### Goal of the exercise
When you spot the word "knowledge" in a line of the data below, copy that line.
Data supplied Block Start
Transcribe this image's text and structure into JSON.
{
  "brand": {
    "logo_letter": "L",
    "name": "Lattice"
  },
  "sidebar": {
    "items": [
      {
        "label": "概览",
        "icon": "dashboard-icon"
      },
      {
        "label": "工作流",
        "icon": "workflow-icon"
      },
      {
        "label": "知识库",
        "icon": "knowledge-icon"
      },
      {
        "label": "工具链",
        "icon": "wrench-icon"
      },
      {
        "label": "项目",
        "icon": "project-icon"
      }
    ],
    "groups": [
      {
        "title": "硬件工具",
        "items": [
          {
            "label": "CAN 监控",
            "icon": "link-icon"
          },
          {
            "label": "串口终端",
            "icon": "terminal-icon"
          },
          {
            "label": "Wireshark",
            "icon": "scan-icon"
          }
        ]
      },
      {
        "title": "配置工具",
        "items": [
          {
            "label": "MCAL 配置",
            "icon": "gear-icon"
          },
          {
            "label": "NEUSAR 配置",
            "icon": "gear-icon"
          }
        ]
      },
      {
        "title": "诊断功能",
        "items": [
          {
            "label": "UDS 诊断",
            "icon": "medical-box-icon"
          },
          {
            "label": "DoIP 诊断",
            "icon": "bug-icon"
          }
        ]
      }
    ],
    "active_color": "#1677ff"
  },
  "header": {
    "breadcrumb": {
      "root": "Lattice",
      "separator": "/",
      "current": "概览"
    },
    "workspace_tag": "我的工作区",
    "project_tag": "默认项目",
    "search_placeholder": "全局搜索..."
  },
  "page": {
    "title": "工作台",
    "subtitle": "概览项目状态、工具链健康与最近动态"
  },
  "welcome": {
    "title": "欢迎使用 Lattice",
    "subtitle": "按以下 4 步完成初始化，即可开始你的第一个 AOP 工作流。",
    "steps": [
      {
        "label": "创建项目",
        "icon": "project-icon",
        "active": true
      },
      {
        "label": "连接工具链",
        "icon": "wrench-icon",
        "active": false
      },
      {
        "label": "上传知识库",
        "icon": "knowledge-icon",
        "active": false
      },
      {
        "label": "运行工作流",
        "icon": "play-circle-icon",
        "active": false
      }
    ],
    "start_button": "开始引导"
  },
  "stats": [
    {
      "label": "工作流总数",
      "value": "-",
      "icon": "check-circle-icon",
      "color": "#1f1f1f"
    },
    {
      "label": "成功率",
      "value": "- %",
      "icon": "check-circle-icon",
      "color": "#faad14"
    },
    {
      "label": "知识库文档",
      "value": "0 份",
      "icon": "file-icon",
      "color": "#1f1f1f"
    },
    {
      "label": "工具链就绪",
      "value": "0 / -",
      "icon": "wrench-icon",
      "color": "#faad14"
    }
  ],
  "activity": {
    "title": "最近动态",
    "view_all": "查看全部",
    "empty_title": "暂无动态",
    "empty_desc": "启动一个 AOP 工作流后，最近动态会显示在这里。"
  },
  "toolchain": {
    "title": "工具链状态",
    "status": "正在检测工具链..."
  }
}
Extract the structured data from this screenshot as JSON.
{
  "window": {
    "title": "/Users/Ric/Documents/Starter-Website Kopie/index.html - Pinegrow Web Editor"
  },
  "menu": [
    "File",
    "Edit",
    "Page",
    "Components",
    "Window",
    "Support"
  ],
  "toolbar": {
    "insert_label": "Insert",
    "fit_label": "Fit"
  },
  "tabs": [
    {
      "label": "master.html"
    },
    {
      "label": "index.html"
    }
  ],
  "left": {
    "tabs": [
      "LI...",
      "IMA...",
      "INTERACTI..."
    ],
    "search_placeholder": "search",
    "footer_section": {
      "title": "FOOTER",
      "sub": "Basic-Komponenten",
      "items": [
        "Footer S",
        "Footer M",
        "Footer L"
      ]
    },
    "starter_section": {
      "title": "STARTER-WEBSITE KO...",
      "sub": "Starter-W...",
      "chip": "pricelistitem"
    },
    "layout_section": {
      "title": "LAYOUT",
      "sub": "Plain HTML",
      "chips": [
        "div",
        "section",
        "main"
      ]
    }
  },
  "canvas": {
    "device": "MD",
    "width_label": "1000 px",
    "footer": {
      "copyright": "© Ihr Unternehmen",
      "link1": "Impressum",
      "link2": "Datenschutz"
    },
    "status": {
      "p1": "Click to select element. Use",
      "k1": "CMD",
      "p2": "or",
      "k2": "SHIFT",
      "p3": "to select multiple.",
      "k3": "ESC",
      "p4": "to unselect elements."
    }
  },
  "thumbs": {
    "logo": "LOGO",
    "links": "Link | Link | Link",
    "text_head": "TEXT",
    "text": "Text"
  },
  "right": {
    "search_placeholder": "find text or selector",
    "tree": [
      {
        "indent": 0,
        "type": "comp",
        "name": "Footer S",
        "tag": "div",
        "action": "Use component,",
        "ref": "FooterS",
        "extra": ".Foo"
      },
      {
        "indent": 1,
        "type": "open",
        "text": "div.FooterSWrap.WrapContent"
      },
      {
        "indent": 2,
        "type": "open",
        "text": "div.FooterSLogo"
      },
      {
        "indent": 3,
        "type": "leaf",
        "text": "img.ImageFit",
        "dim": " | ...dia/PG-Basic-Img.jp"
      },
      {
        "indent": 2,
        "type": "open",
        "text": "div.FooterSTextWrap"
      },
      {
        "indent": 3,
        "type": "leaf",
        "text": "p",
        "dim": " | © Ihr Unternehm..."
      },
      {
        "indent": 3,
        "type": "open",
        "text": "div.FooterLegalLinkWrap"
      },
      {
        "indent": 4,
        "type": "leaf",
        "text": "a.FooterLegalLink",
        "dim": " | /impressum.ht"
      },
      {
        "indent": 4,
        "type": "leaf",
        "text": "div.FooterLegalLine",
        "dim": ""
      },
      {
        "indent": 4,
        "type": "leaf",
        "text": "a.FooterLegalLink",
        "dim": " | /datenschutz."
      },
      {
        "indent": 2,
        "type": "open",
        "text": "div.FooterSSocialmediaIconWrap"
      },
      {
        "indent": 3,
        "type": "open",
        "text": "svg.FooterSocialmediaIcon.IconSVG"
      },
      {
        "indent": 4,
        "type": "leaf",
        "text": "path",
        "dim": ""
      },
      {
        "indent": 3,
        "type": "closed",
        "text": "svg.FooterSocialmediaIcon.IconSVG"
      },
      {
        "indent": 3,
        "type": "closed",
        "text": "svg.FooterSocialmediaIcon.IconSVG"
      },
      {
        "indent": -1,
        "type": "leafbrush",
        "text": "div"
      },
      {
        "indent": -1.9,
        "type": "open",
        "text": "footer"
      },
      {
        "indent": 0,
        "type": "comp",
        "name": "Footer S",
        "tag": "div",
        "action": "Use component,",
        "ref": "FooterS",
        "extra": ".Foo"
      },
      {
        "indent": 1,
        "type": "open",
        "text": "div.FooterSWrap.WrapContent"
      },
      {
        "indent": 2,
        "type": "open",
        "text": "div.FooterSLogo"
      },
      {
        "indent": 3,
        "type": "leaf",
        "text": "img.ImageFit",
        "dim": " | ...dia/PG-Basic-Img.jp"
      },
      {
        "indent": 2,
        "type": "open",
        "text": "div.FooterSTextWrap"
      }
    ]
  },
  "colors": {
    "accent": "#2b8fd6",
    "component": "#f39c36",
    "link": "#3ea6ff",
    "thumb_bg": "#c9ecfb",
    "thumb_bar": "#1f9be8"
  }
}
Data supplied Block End
### Output below
        "icon": "knowledge-icon"
        "icon": "knowledge-icon",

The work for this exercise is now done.